Netscape Application Server is actually a set of products: the server itself and the Java-based Netscape Application Builder and Netscape Extension Builder. These tools are really meant for situations where you need some down-and-dirty applications for simple input and data queries. The real workhorses will be the components you create using Java or C++, HTML templates, and query files. The whole point behind components is that they are easily reusable, and this vision is largely realized in Netscape Application Server.
The same concept is found in application logic modules, which handle the actual data requests. You can use some nifty graphical tools for creating a simple logic flow for handling requests, while a more advanced programming interface can be used for creating intricate applications. Unsupported is Microsoft's Visual J++, but this time it's not due to any stubbornness on the part of Netscape -- it's because Microsoft uses a number of proprietary methods for dealing with Java native code.
Netscape Application Server is considered to be one of the leaders in the application-server marketplace. It's a field with many solid performers in addition to Netscape -- NetObjects and SilverStream, for example -- any of which would be a solid addition to your enterprise computing arsenal.
Pros: 7 Extensive database-management support, 7 Outstanding framework for creating applications, 7 Extensive scalability and redundancy

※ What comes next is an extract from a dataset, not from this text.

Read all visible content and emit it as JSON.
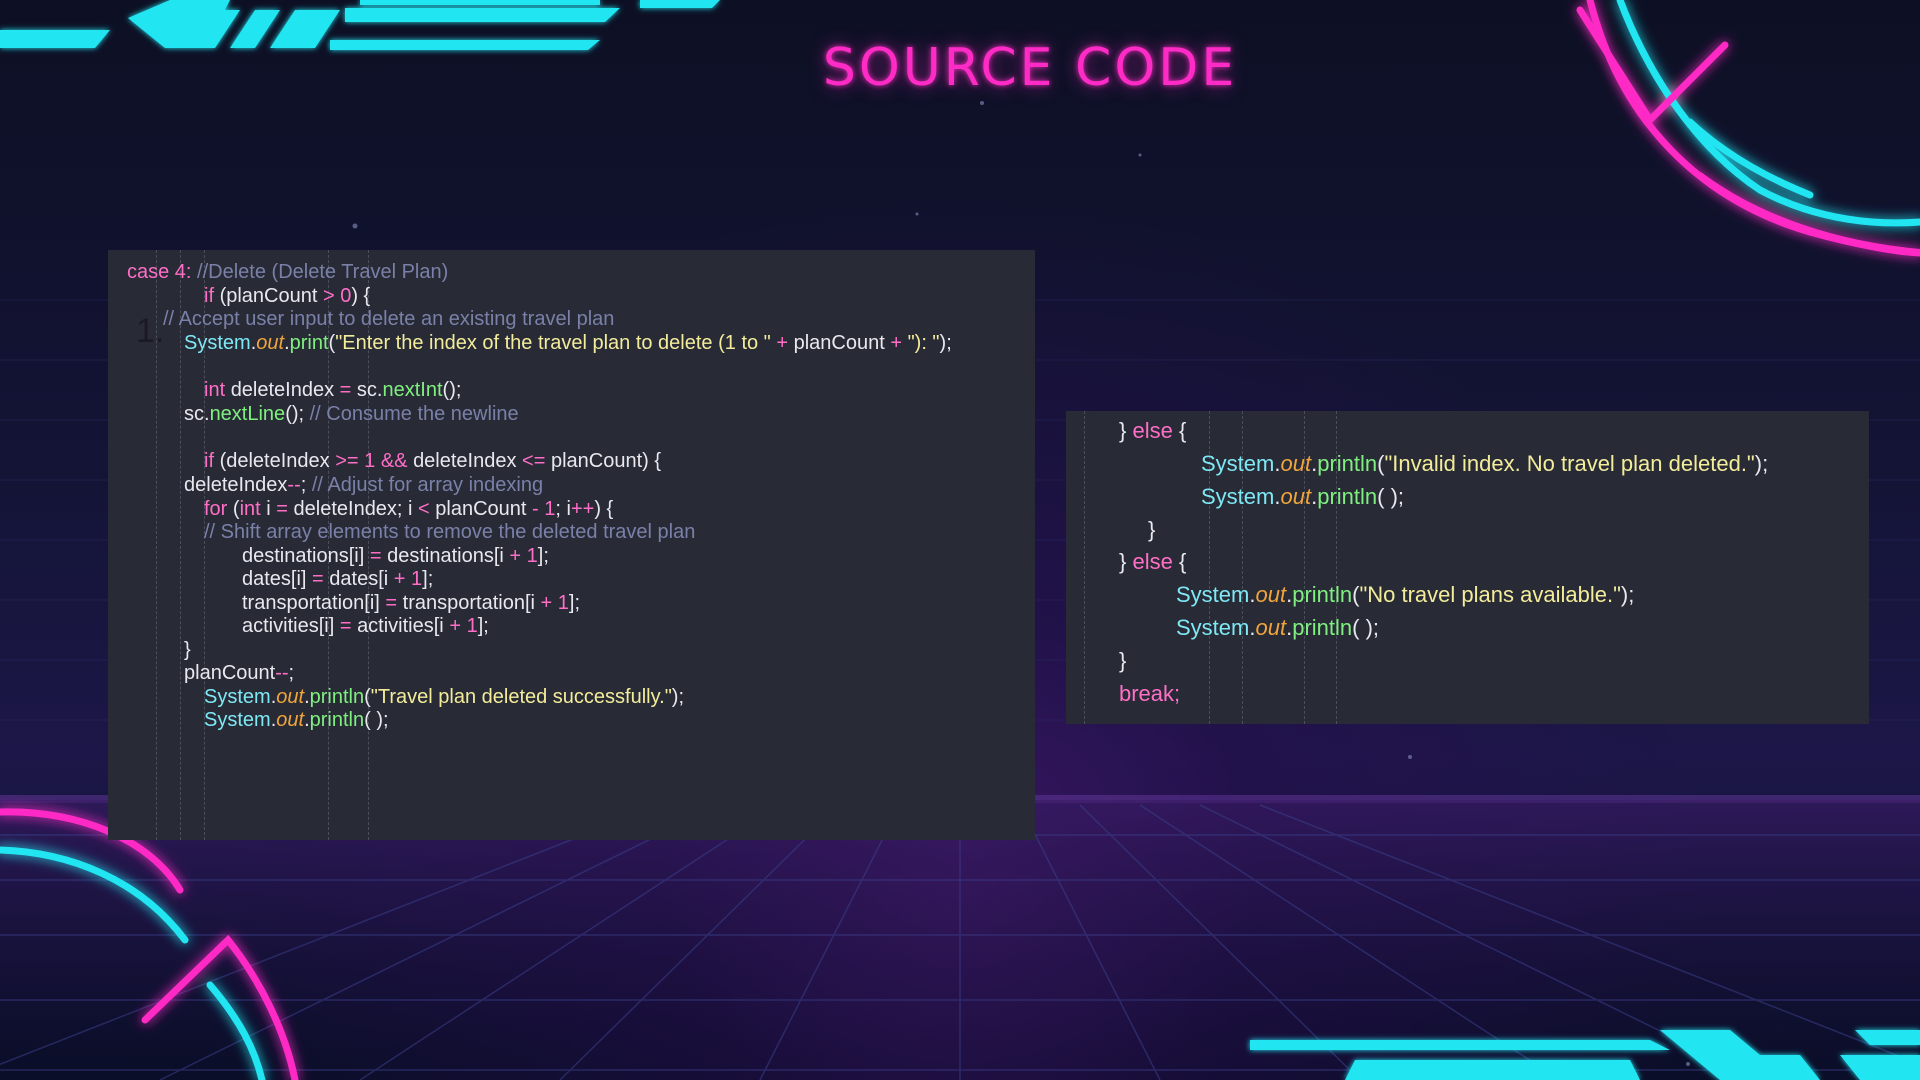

Cons: 7 No downloadable evaluation version, 7 Lack of support for Microsoft's Java Virtual Machine, 7 Skimpy site-management tools
New in v2.1: Netscape Application Builder; Netscape Extension Builder; Client-Independent Programming Model (CIPM); optimized end-to-end performance features include connection caching and pooling, results caching, and streaming; new failure-recovery features; Release Notes
Upgrade Meter: 5
Version Reviewed: 2.1
Reviewed by: Kevin Reichard
Last Updated: 1/5/99
Date of Original Review: 1/5/99
Windows NT - Intel (NT 4.0 SP3 or SP4).
Unix - Sun Solaris, HP-UX, SGI IRIX